#4: Empathise

We spend a lot of time attempting to understand what people are trying to achieve when they visit Trade Me.

We go out of our way to spend time with users.

We organise events where sellers can get together and share tips with each other.

We invite people in to see what we’re working on. We ask them what they like and what they don’t like and why.

We keep an eye on the message board to see what people are saying (see #6: Talk straight).

We ask people if we can spend time with them and watch them use the site.

Whenever we do this we always learn a lot!

Another even more effective way for us to understand people is to track what they actually do (see #9: Measure everything).

We understand that we are only successful when we solve a problem.

We love Steve Krug’s book “Don’t make me think”.

We focus on the things we should build rather than the things we can build (after all functionality is an f-word).

Our #1 job is to get out of the way!

We try to be obvious.

A big part of this is using conventions that people already understand:

  • Our logo is in the top-left and links back to the home page
  • We use lots of tabs to represent navigation options
  • Links are blue, underlined and contextual
  • Buttons look clickable
  • We are careful not to break the back button
  • Etc, etc

We use big fonts because they are easier to read and they force us to use fewer words.

We try to keep unnecessary noise to a minimum. For example, there are no banner ads on the sidebar on the login page.

When we plan new features we just try to do what people expect us to do.

Related posts:

Other posts from the Trade Me Manifesto series:

10 thoughts on “#4: Empathise”

  1. Ferrit bashing, on solving a problem

    I wrote a technology recommendation report for Ferrit last year 2006, but I am not sure if they have implemented any of those. I covered the major technologies and algorithms that Amazon is currently implementing based on a number of published research papers about the way how Amazon works, mainly from the Journal of Machine Learning and Knowledge Discovery & Data-mining and SIAM Data-mining Journal.
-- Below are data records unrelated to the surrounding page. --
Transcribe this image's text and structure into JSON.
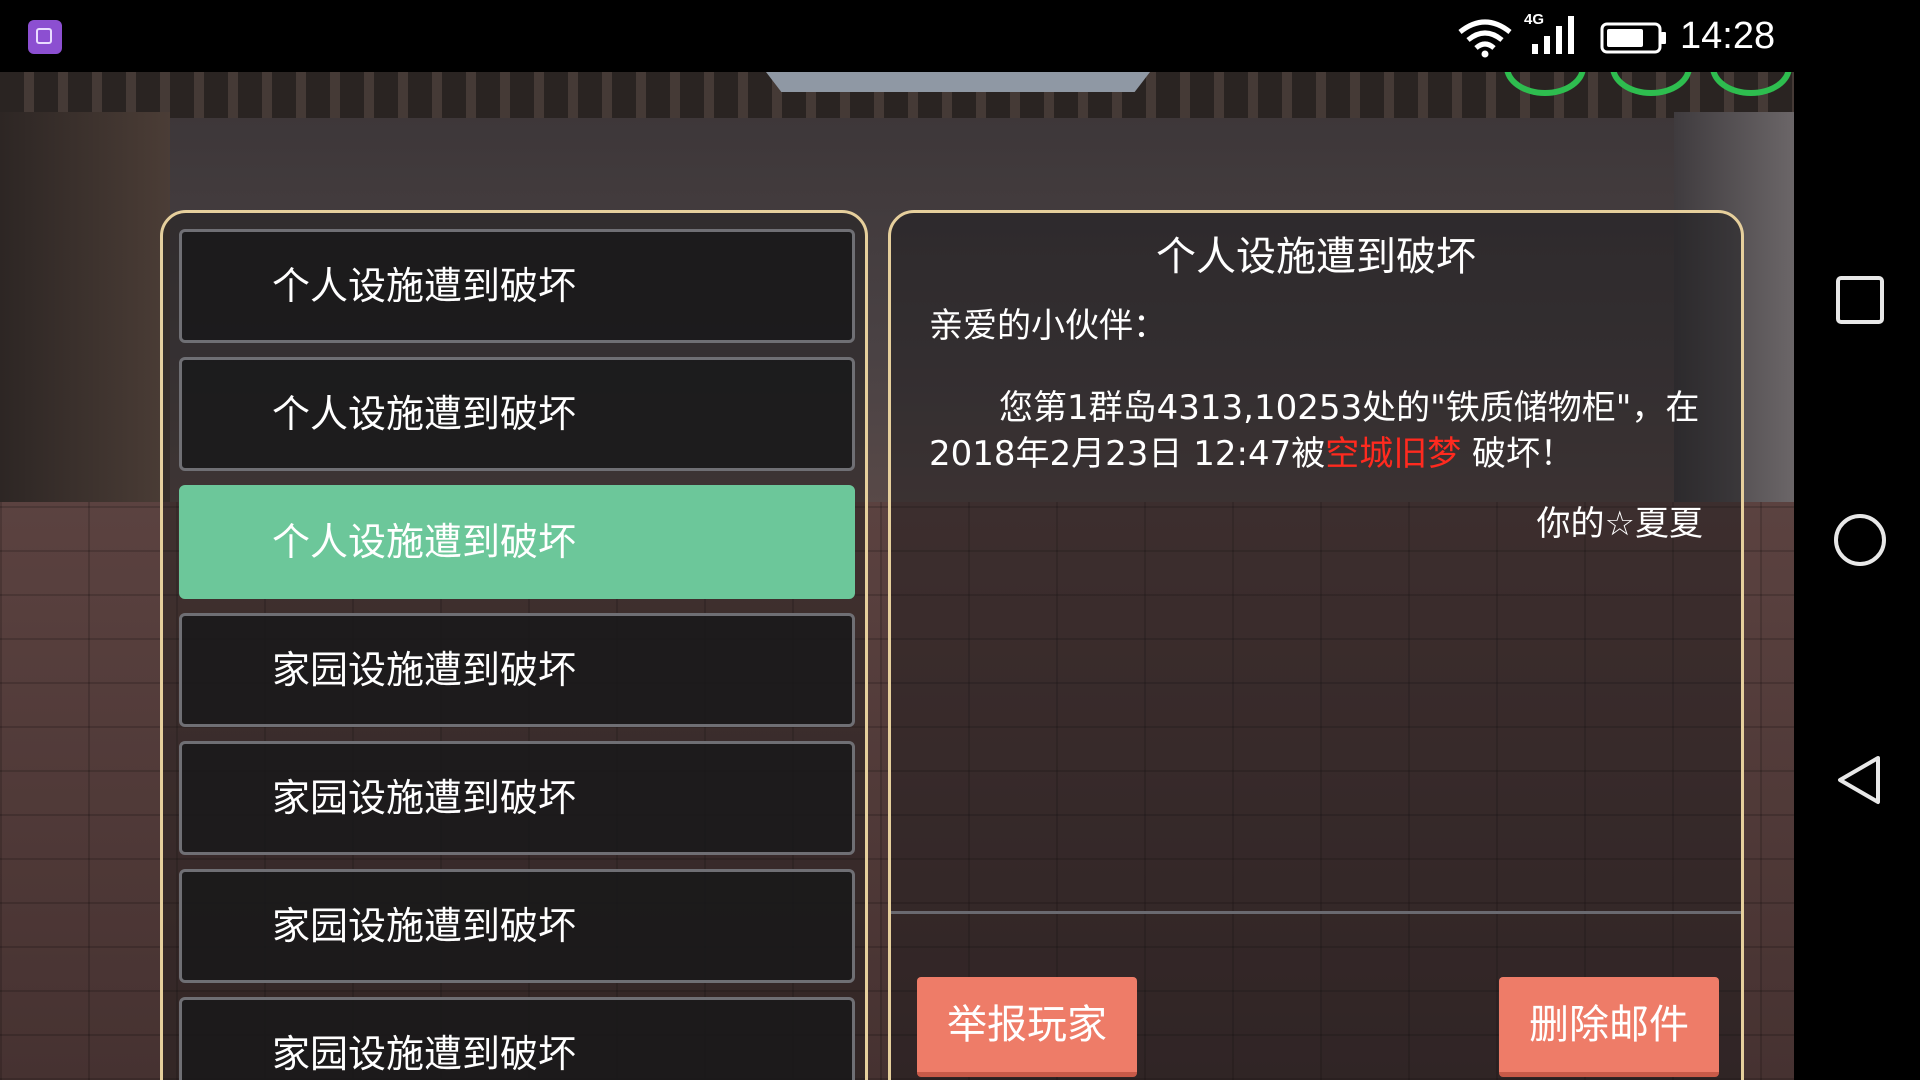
{
  "status_bar": {
    "time": "14:28",
    "network_label": "4G",
    "icons": [
      "app-icon",
      "wifi-icon",
      "signal-icon",
      "battery-icon"
    ]
  },
  "nav_bar": {
    "icons": [
      "recent-apps-square-icon",
      "home-circle-icon",
      "back-triangle-icon"
    ]
  },
  "mail_list": {
    "items": [
      {
        "label": "个人设施遭到破坏",
        "selected": false
      },
      {
        "label": "个人设施遭到破坏",
        "selected": false
      },
      {
        "label": "个人设施遭到破坏",
        "selected": true
      },
      {
        "label": "家园设施遭到破坏",
        "selected": false
      },
      {
        "label": "家园设施遭到破坏",
        "selected": false
      },
      {
        "label": "家园设施遭到破坏",
        "selected": false
      },
      {
        "label": "家园设施遭到破坏",
        "selected": false
      }
    ]
  },
  "mail_detail": {
    "title": "个人设施遭到破坏",
    "greeting": "亲爱的小伙伴：",
    "body_before": "您第1群岛4313,10253处的\"铁质储物柜\"，在2018年2月23日 12:47被",
    "attacker": "空城旧梦",
    "body_after": " 破坏！",
    "signature": "你的☆夏夏",
    "report_button": "举报玩家",
    "delete_button": "删除邮件"
  },
  "colors": {
    "selected_item": "#6cc79a",
    "panel_border": "#e6cf9c",
    "action_button": "#ee7c68",
    "attacker_name": "#ff2a1f"
  }
}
    Perhaps Ferrit thinks that the way Amazon works doesn’t suit of how they want Ferrit to operate.

  2. Rowan said…
    We spend a lot of time attempting to understand what people are trying to achieve when they visit Trade Me. We ask people if we can spend time with them and watch them use the site.

    Whenever we do this we always learn a lot!

    Another even more effective way for us to understand people is to track what they actually do.

    Rowan, I am not sure if the way Trade Me is trying to get measurement from the users is the right way. Amazon doesn’t do it that way, they use data-mining and experimentation to find out how users are interacting with their site and then adapt to it. It would be impossible for Amazon to interview a large number of users to find out how their site is to be organized. Here is a reason, even if you manage to interview and get feedback from a few hundreds of users (say, 500), that number is statistically insignificant to represent the huge volume of users that are surfing Trade Me site, so to say that useful information had been gathered from 500 users is enough to represent the 300000 or so total users. The number 500 is so small where any information gathered from observing them is like anecdotal evidence and not evidence based on statistical hypothesis testing. This is exactly how Amazon is adapting their site is to experiment and use statistical hypothesis testing to validate if it is indeed true that one design is more statistically significant over another one. The decision based on small sample analysis (such as 500 users), is dangerous because it could be biased (skew or non-normal distribution), and usually lead to wrong conclusions.

  3. Falafulu –

    I can assure you that measuring what people actually do when they use Trade Me is a very important part of the development of the site. I will devote an entire post to this later in this series.

    However, what I’m really talking about here is trying to understand users in more than a mathematical sense.

    It’s more than just trying to maximise their behaviour, it’s trying to get inside their head and understand what they like and want and expect.

    It’s understanding what causes pain and frustration and then discussing possible changes that could alleviate those.

    Often times these types of things are not recorded in the hard evidence of page views and clicks. But when you spend some time with people and talk to them they usually quickly become apparent.

Comments are closed.